## Exercise requirements
Throughout the listing below, show every line in which "icon" occurs.

## Materials provided
--- START ---

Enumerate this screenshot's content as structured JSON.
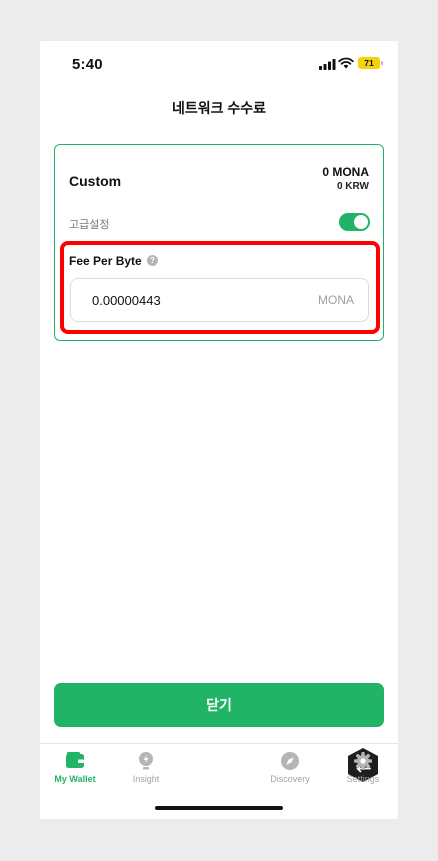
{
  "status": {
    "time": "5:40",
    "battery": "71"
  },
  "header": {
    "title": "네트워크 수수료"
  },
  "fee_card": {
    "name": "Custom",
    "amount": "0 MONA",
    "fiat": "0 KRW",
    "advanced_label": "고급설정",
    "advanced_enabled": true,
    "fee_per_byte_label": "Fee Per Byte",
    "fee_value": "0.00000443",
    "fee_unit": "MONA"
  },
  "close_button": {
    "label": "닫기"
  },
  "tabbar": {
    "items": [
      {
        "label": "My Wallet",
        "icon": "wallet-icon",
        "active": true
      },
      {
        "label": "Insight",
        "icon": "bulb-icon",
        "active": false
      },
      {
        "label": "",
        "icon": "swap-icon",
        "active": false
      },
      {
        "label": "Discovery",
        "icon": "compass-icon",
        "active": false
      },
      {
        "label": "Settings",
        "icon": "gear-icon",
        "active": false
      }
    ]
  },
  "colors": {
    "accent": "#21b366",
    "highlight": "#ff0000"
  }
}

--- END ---

## Task result
        "icon": "wallet-icon",
        "icon": "bulb-icon",
        "icon": "swap-icon",
        "icon": "compass-icon",
        "icon": "gear-icon",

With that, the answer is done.